:: Problem to work on ::
Show every line below where "Prodotto" appears.

(Extracted records)
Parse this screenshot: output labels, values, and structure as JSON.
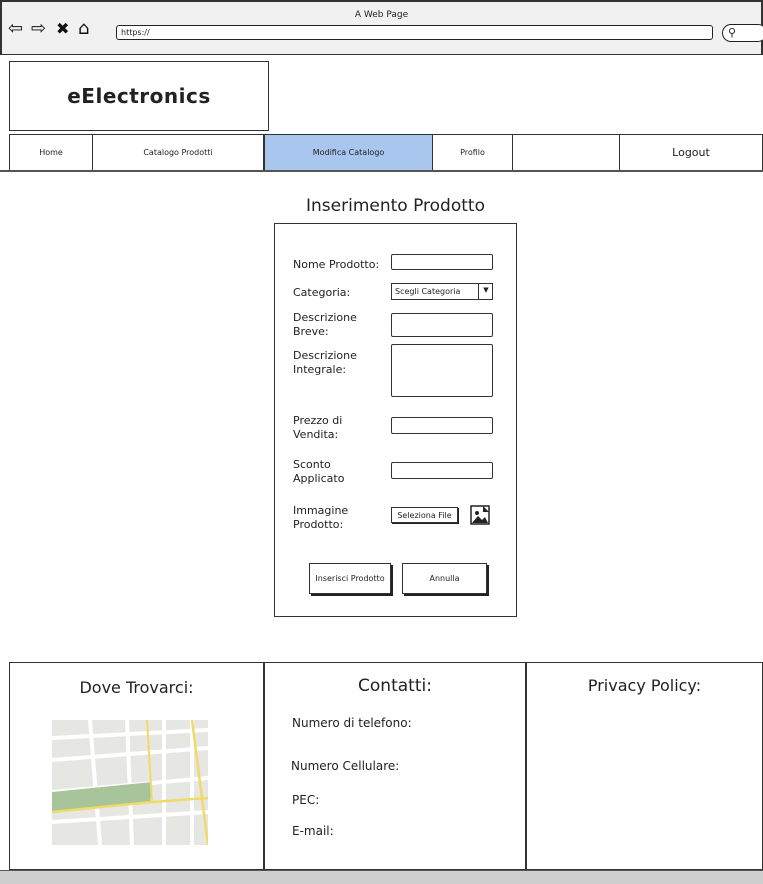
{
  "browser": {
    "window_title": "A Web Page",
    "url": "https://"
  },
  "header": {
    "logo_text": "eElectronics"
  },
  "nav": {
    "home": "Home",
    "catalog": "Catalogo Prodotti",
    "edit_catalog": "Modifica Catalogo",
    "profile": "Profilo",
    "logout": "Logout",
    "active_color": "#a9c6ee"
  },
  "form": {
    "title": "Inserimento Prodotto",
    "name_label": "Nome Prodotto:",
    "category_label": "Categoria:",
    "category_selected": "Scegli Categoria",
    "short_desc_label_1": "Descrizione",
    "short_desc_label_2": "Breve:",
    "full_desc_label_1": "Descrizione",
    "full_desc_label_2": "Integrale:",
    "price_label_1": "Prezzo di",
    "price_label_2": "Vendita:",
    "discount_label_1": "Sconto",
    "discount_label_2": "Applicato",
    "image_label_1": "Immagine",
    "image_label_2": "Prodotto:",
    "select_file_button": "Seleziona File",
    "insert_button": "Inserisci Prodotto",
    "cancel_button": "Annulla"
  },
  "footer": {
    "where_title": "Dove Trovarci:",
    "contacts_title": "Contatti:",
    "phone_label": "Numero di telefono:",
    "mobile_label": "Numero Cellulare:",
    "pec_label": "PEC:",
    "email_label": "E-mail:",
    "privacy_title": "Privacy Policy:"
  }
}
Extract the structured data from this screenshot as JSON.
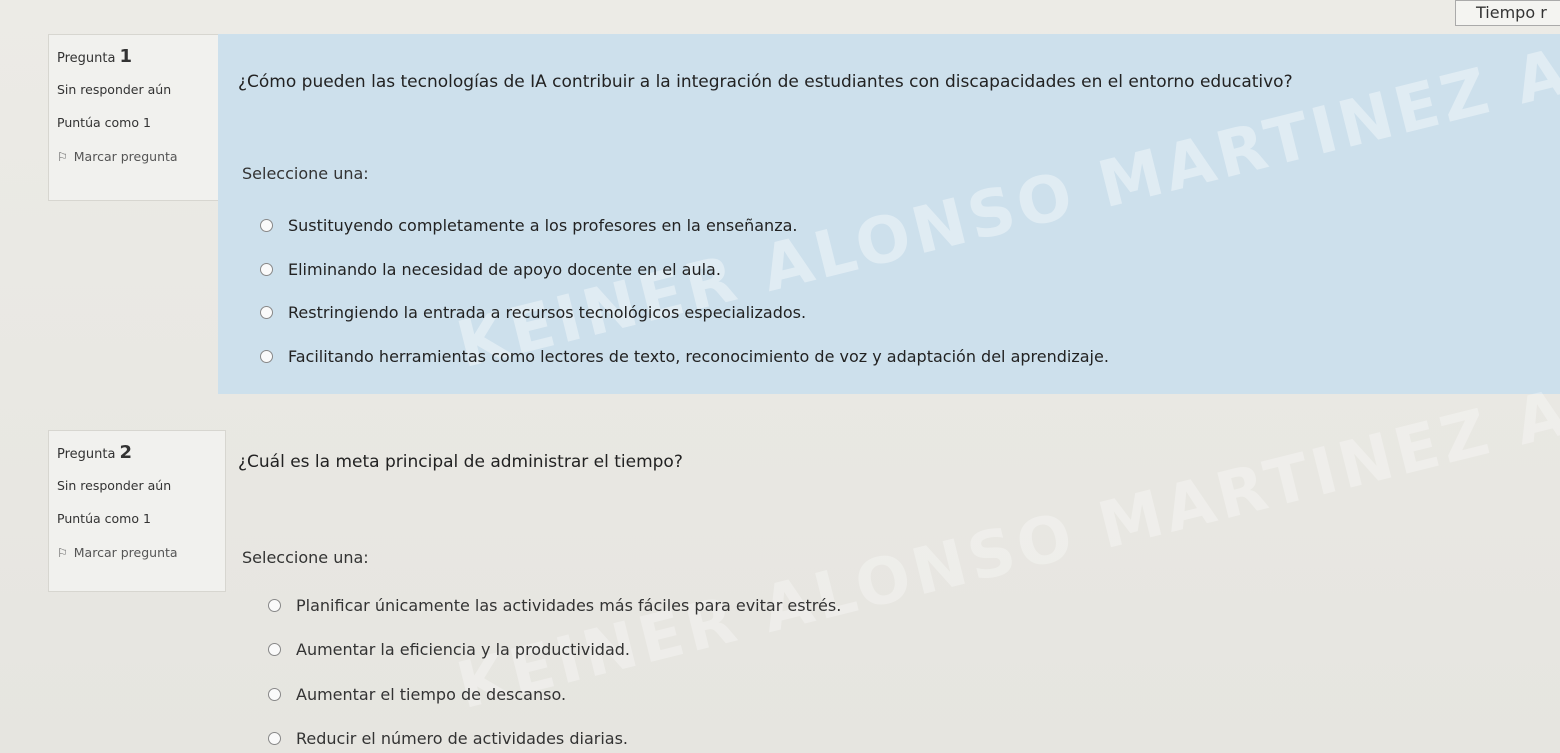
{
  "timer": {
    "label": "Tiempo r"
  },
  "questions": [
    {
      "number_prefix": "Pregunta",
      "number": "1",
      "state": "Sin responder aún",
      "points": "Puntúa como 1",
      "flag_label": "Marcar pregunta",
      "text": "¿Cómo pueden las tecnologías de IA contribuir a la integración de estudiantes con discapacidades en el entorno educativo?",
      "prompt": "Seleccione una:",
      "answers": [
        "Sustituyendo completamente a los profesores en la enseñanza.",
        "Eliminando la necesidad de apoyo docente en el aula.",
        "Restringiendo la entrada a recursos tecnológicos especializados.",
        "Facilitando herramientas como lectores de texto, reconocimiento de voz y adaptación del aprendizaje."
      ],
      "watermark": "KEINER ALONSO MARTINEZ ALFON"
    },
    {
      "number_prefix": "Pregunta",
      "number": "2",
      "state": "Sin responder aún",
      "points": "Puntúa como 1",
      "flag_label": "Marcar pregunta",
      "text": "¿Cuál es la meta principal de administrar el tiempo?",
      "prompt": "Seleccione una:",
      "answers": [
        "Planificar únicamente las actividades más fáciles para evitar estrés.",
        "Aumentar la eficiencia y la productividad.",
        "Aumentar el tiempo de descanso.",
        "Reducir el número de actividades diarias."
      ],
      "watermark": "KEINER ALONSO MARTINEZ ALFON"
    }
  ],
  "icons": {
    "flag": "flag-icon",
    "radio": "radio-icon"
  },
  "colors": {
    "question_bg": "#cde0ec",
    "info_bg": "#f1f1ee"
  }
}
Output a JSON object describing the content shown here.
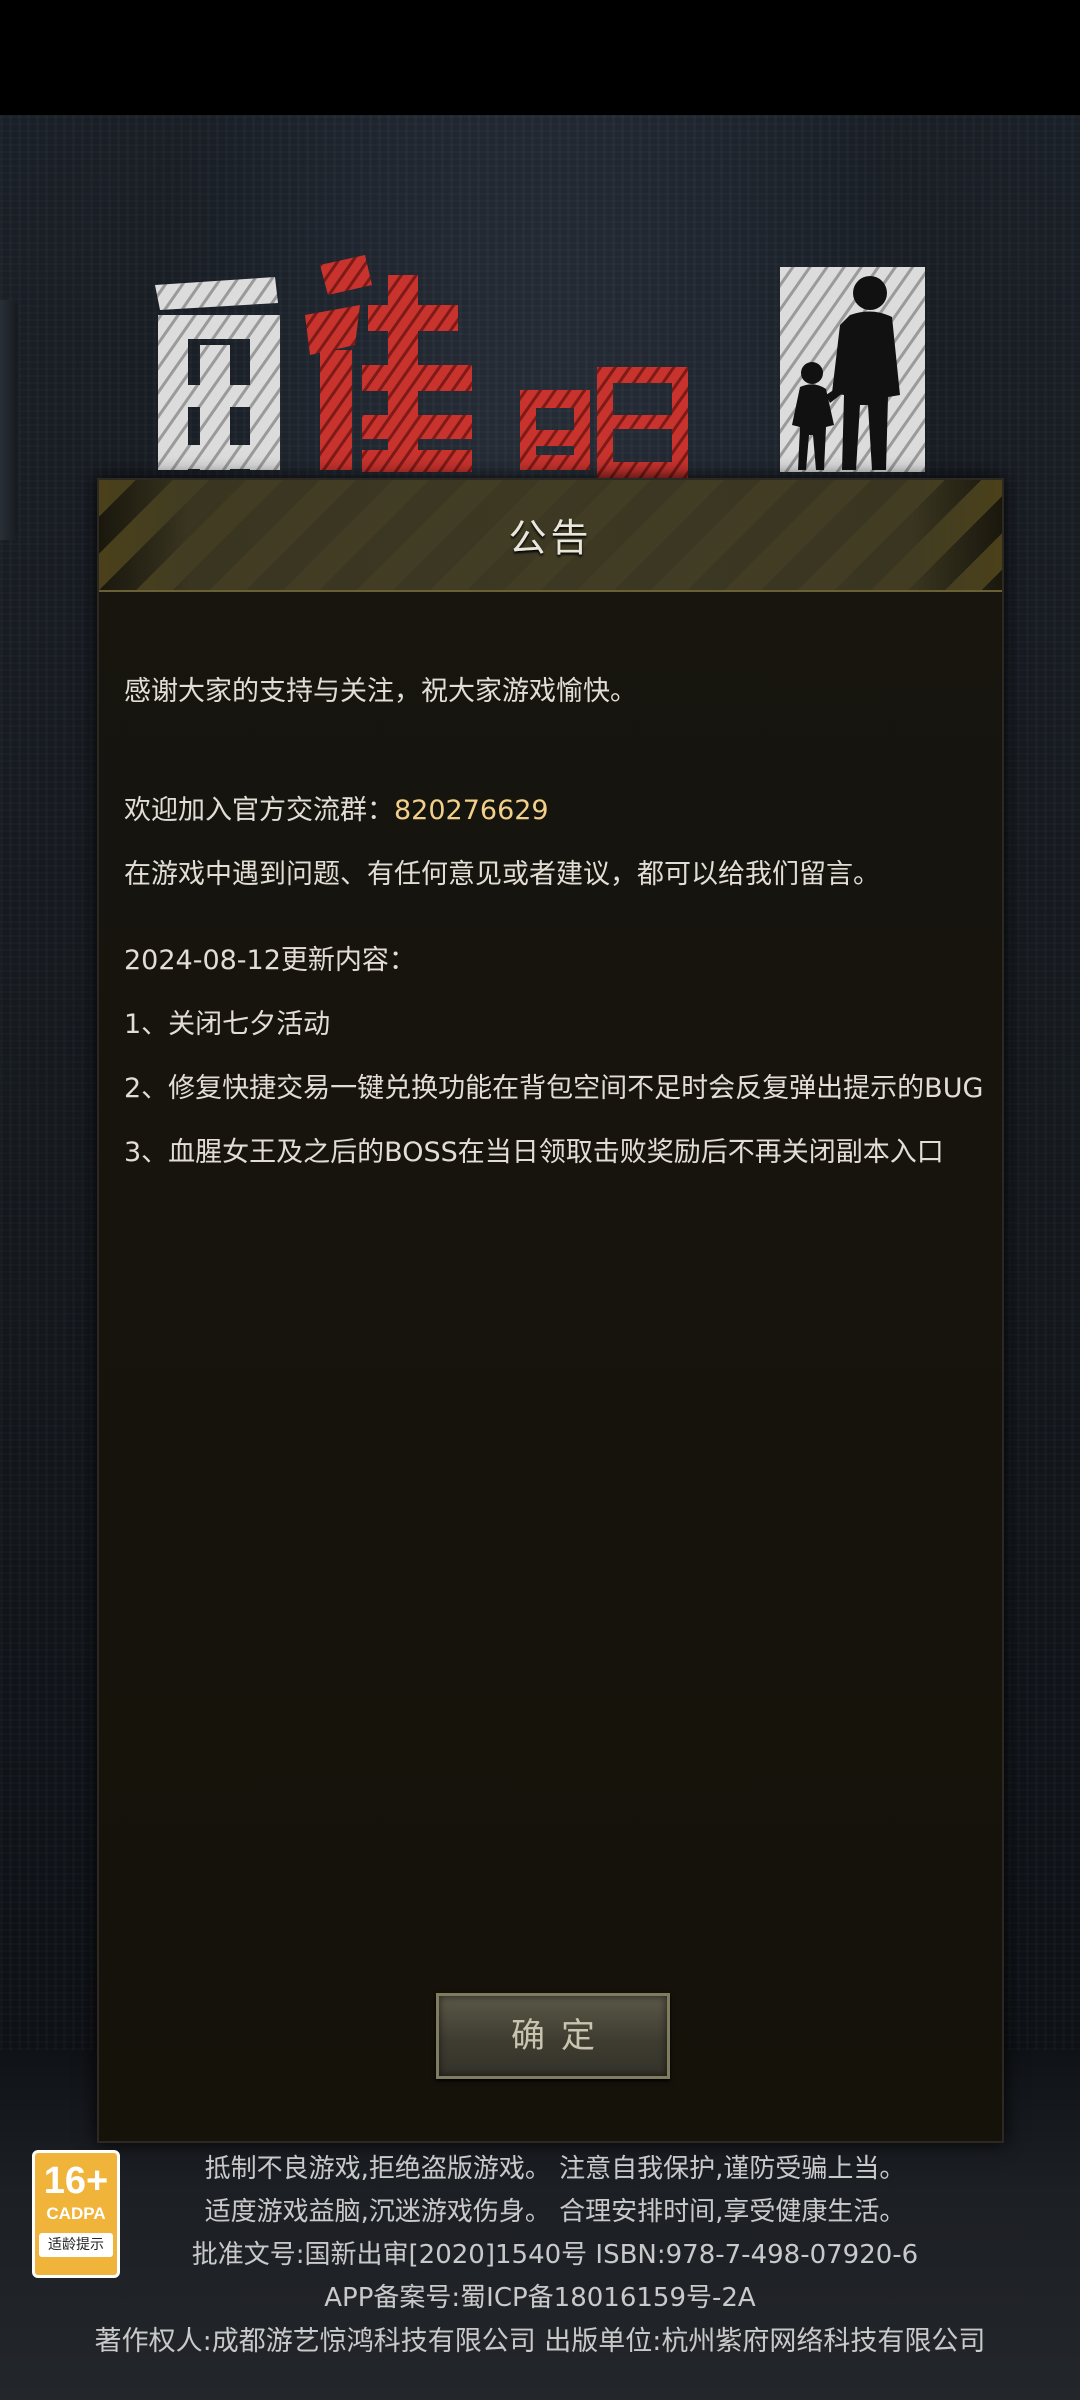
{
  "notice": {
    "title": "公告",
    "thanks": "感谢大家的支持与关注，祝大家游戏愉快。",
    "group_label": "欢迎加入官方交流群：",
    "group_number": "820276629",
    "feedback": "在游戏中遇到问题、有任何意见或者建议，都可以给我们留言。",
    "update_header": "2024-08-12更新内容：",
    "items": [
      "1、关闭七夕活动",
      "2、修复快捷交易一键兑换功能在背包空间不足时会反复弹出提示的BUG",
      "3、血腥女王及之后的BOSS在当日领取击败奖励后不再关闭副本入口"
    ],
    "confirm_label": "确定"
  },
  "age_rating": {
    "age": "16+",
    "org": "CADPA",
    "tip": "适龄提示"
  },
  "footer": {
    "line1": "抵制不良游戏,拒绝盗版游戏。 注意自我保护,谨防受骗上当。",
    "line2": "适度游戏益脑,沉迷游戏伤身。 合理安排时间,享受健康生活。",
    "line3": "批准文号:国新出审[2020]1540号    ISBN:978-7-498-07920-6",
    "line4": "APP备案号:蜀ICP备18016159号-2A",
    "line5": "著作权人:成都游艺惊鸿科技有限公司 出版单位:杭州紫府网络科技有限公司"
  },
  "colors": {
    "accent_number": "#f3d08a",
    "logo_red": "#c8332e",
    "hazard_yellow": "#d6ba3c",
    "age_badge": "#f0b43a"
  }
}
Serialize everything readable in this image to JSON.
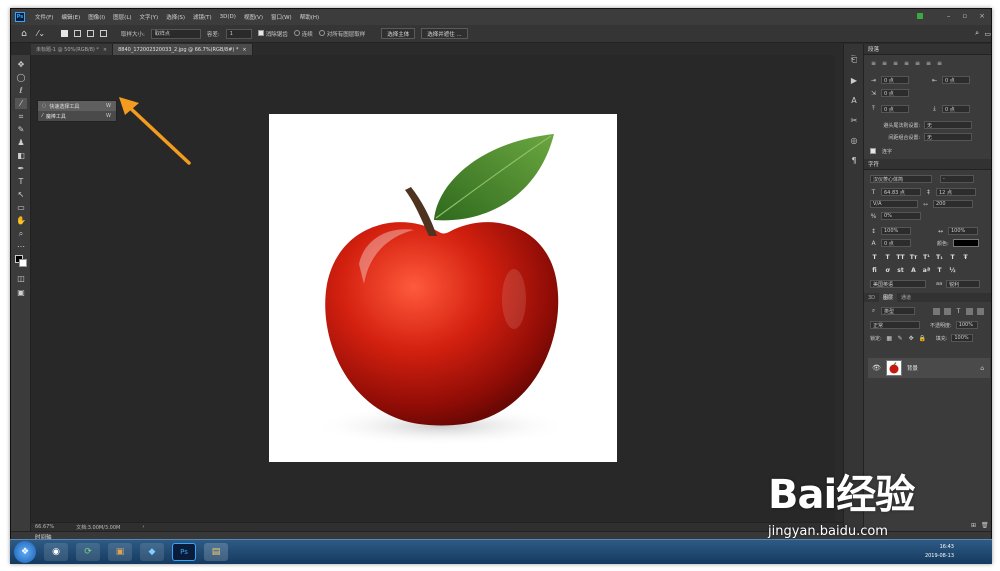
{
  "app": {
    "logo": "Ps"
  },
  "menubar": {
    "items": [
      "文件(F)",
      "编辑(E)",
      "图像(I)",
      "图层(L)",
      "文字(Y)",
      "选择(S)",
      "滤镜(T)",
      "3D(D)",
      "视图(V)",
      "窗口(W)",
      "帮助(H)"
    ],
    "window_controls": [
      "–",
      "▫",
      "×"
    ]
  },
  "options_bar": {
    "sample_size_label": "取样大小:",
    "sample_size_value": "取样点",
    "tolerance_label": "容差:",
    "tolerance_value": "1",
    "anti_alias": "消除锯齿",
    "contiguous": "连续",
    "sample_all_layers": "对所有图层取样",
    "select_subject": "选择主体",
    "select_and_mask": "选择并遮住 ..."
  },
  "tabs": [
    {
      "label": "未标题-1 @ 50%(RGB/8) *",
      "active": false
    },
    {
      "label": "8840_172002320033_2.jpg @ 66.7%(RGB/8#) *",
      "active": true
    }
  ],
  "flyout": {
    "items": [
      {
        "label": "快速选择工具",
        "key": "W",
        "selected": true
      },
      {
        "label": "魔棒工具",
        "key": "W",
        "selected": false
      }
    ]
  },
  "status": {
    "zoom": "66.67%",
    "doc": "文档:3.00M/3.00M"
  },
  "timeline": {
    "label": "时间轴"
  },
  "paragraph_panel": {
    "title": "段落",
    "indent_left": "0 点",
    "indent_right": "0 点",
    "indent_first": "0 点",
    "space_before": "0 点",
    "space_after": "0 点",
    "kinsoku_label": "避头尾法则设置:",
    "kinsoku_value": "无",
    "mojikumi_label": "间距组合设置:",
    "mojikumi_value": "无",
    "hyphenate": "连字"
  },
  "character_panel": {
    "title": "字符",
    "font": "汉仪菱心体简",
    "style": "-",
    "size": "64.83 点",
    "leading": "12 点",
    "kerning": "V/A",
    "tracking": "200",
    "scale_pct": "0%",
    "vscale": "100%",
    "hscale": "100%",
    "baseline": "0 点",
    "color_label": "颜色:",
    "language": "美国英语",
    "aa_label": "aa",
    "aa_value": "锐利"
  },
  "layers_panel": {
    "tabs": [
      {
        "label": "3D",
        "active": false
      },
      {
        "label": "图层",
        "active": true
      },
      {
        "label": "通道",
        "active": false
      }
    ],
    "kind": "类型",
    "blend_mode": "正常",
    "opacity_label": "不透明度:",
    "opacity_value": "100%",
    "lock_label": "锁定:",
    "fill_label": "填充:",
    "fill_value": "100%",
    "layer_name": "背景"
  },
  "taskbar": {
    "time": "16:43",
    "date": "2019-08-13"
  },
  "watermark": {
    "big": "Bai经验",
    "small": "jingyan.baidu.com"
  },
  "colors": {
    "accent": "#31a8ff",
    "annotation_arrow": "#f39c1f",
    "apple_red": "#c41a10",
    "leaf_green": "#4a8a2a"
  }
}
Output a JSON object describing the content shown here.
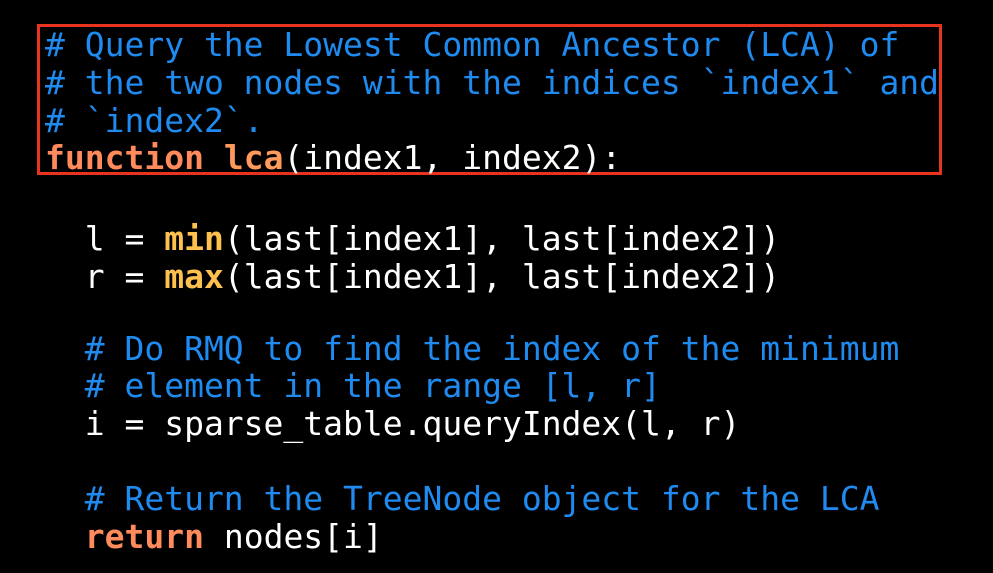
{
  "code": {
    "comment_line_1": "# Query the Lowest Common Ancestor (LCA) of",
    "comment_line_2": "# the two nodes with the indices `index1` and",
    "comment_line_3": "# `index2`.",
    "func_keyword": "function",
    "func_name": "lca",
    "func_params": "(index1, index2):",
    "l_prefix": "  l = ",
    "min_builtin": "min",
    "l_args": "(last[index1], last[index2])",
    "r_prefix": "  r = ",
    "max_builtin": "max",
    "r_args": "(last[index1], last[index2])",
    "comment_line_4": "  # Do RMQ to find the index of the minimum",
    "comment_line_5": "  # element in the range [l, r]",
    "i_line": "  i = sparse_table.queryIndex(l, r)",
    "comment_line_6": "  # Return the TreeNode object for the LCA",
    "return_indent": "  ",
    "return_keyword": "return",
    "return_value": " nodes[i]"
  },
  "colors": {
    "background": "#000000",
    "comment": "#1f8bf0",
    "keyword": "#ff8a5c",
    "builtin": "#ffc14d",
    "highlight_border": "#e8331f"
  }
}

:: Solution for this exercise ::
    "title": "Inserimento Prodotto",
    "name_label": "Nome Prodotto:",
    "image_label_2": "Prodotto:",
    "insert_button": "Inserisci Prodotto",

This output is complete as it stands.